Gmail users are ignoring Gmail’s inbox classification plan — only a third employ it, and they haven’t turned it into a promotional ghetto, according to a Return Path study issued earlier this month. But they still seem to want a way to manage their inboxes, even a rudimentary one, and companies are trying to provide it.
For example, Microsoft is trying to serve Outlook users with its Focused Inbox prioritization service, in which messages are labeled "Focused" and "Other," CMS Wire reports.
Then there are email apps like Spark. "Spark’s main pitch is its 'intelligence," writes Thorin Klosowski in an article on Life Hacker. "It has a 'smart' inbox, 'smart' search, and 'smart notifications.' What this means in reality is automation, but regardless of what you call it, it works well for anyone who doesn’t want to fiddle around and sort their email manually."
Another app, Airmail, also offers a range of features, Klosowski continues. “Personally, my favorite little change you can make is the message preview size,” he writes. “You can alter the number of lines shown for an email on the inbox screen, making it much easier to triage emails without ever opening them. Everything else you expect to be here is here, like labels, filters, and different signatures.”
But back to Gmail. One observer has raised questions about the Return Path study. If you recall, Return Path surveyed 1,628 Gmail and found that there had been a 66% falloff in usage from 2013, when Gmail announced the service, which breaks email messages into five categories: Social, promotions, updates, forums and primary.
What’s the problem?
"I’m always a bit surprised how Return Path seems to generalize the findings they make with their tests," writes Robert Harnischmacher, managing director of Publicare Marketing Communications GmbH in Frankfurt, in an email. "All Return Path can really do is use standardized Gmail accounts and check where an email lands if the tabs are activated. This does not and cannot take into account the actual behavior of real-life email recipients with a Gmail address which influences the inbox placement as Gmail 'learns' their users’ preferences.

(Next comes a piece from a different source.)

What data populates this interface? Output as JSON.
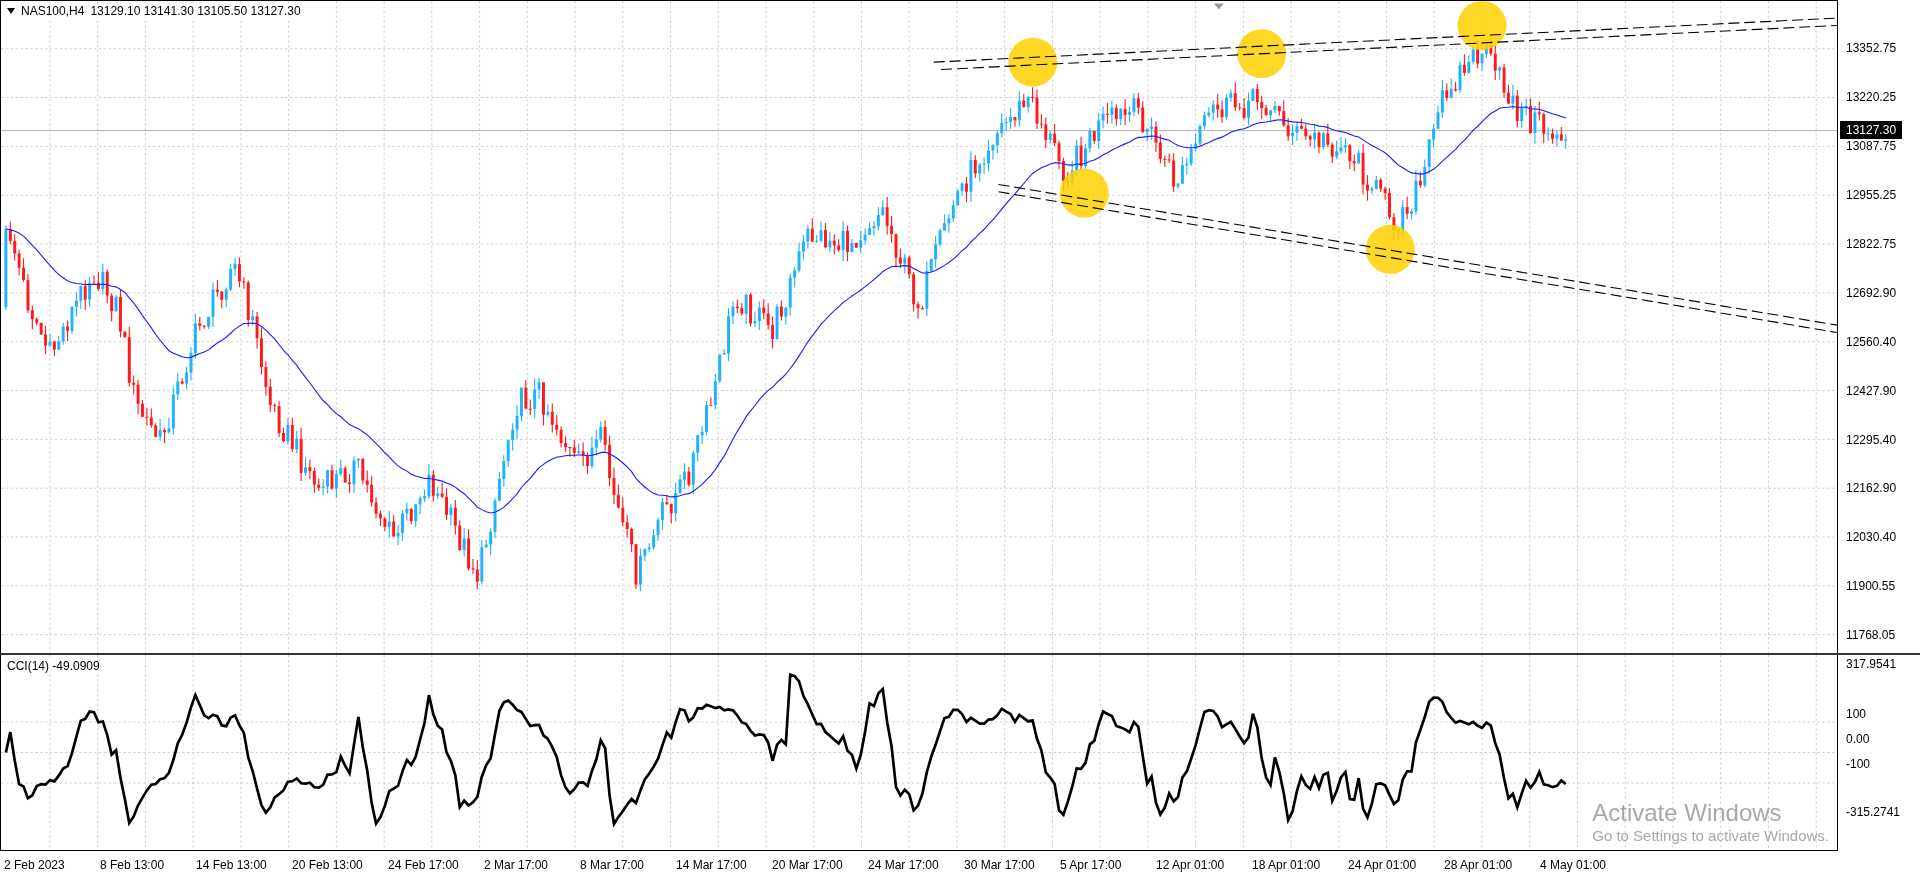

"My team looked at this from another angle and checked the actual behavior of Gmail contacts vs. non-Gmail contacts from a regular weekly email send we manage that goes out to a 6-digit number of contacts each time. The difference in the open rate for those campaigns is statistically insignificant with an average delta of less than 1% between those two groups. If Gmail really had such a large effect on the response the delta as a result would be larger."
Return Path has not yet answered these comments, and we should note that this critique is based on a different methodology. But one thing is clear: Consumers, email service providers and app makers are still looking for a more convenient way to handle the inbox deluge.
I'm not sure what Robert Harnischmacher means by "all Return Path can really do is use standardized Gmail accounts and check where an email lands if the tabs are activated." The study was based off Return Path’s consumer panel consisting of over 2.5 million real life users. As a result, it accounts for the actual behavior of real-life email recipients with a Gmail address. Harnischmacher also comments on the impact Gmail tabs has on open rates which the Return Path study didn’t address, so I suspect there was confusion with the percent of users that enable tabs within Gmail versus open rates. In 2013, we looked at the impact of Gmail’s tabs on open rates and found similar results as Harnischmacher - there wasn’t an impact on response.